May 2, 2002


I am quite sure that you, good reader, have no other job but to read about my travails with maid-servants. After much deliberation, finally subscribing to the school of thought that there is nothing really wrong with employing a maid as long as one treats her with dignity, and that by doing so I am instrumental in one more woman financially independent, after moving to my apartment in Bangalore, I made the monumental decision to employ a maid.

As soon as I landed, probably prompted by what I call the idealistic halo and what they call the circle of gullibility around my face, my friends warned me to be careful with maids, and how if I dont they will clean me out. My zeal fueled and fed by all the books and papers I have read about lofty things like human rights, treatment of the poor, not lessened by these lectures, I promptly employed a maid, gave her work assignments and outlined compensation plans with the enthusiasm and vigor only a first time employer would and could have.

A well dressed young mother of one, she was quite all right. I was satisfied with the work she did and we even began to enjoy a little bit of chat about this and that during the coffee and an occasional breakfast we shared. And I was about ready to open my laptop and blast off a blog or two about my success.

Thats when she got work at another house. Now she had to juggle the two and probably realizing I would be more easy to manage, she was repeatedly late and couldnt finish before I left for work. She couldnt come in the evening of course, since it became dark and her husband, that drunken good for nothing fellow, didnt like it. Then there were incidents she told me about how her mother in law abused her and how her husband beat her. My neighbor kindly informed me how I was being fooled and despite an uneasy feeling that maybe I was being conned, I couldnt bring myself to fire her, for the fear of what if it were all true.

After she played truant for many more days, having had enough of the piled up dishes and dust, egged on by the uniform theme on the advises I got, I gave her an ultimatum. Show up on time or stop coming altogether.

She promptly stated that she was going on a pilgrimage the next day but not to worry, her sister will be coming to work for me. This was delivered with such smoothness that would shame Mark Antony that I found myself nodding quite dumbly.

The fun really started now.

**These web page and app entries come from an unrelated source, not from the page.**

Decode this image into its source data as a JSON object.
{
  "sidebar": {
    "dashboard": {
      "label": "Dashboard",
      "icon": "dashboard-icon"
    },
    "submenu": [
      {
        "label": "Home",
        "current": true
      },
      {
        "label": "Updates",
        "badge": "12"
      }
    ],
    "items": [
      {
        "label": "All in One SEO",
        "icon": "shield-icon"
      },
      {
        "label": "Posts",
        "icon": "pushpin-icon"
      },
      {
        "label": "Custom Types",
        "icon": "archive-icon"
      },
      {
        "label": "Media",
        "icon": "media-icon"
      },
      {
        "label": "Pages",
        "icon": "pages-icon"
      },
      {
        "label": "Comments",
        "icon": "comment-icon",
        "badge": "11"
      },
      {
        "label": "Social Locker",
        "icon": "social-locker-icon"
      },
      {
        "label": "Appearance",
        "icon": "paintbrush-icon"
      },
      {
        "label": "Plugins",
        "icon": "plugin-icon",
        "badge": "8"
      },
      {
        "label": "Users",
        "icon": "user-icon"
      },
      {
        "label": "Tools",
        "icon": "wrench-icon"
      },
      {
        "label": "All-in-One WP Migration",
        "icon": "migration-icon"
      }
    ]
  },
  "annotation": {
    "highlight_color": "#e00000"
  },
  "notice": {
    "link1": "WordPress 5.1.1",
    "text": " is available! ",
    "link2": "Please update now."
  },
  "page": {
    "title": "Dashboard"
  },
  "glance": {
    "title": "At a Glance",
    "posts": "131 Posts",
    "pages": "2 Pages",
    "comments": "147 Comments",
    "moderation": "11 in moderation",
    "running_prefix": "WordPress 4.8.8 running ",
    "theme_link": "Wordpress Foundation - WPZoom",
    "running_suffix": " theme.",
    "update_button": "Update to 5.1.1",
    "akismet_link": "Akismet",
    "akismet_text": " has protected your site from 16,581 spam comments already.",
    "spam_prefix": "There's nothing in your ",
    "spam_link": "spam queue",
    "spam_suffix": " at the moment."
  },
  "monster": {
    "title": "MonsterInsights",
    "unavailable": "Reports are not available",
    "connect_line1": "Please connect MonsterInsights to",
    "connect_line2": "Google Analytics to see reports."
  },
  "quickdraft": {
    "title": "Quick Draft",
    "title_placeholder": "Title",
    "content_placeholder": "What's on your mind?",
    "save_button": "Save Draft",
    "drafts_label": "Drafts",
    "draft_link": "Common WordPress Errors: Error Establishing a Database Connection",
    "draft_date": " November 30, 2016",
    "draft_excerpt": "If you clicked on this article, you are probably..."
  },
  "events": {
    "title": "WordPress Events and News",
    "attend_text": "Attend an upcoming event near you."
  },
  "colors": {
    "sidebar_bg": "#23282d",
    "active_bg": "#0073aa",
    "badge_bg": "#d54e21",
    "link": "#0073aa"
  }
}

The sister, came accompanied with her mother-in-law, who sat in the hall like a matriarch you see in those over-acted movies, drinking the cup of coffee I offered with relish and commenting on this an that. For a few days there, it became hazy whose mother in law she was. She also had this peculiar habit of standing in front of the mirror, preening. I had to tell her everyday, that yes she had to clean every room, every dish. And, oh, I forget, they both had this habit of ringing the bell continuously, first thing in the morning till I opened the door.

Dear reader , I am sure you would agree that that was enough to show what a tolerant and gentle human being I am. Anyway, I fired her when after a week, I found her opening the closet.

So there I was dejected by these encounters with maids, starting to do the few dishes and dusting myself, chanting all the time, it was a wonderful exercise after all.

A few days later another lady, having realized that I didn't have a maid, came by to ask me if she could render her services. I agreed, quite reluctantly I must say. But there was something about the wisdom in her face that I liked. What a difference! she and her daughter share the work. They are thorough professionals - they dont waste time, nor do they make me repeat any request.

One day last week, she cleaned a particularly dirty patio, without me having asked for it. Here was the devotion, dedication that I was looking for. Here was the meaning of the phrase your work is your god. Overjoyed, I gave her a decent extra sweater I had.

The next day morning, she handed me a strand of kanakambaram flowers that one puts on ones hair, that she must have bought, stopping a few moments in her haste, probably even walking a bit more than usual, remembering me that morning despite the physically tiring day she must have had before. Touched by this simple, sensitive gesture of thanks, I wore those flowers for the rest of the day.

There may be days when we may get angry or unhappy or unsatisfied with each other, but those flowers will always be tucked away in my memory.

May 02, 2002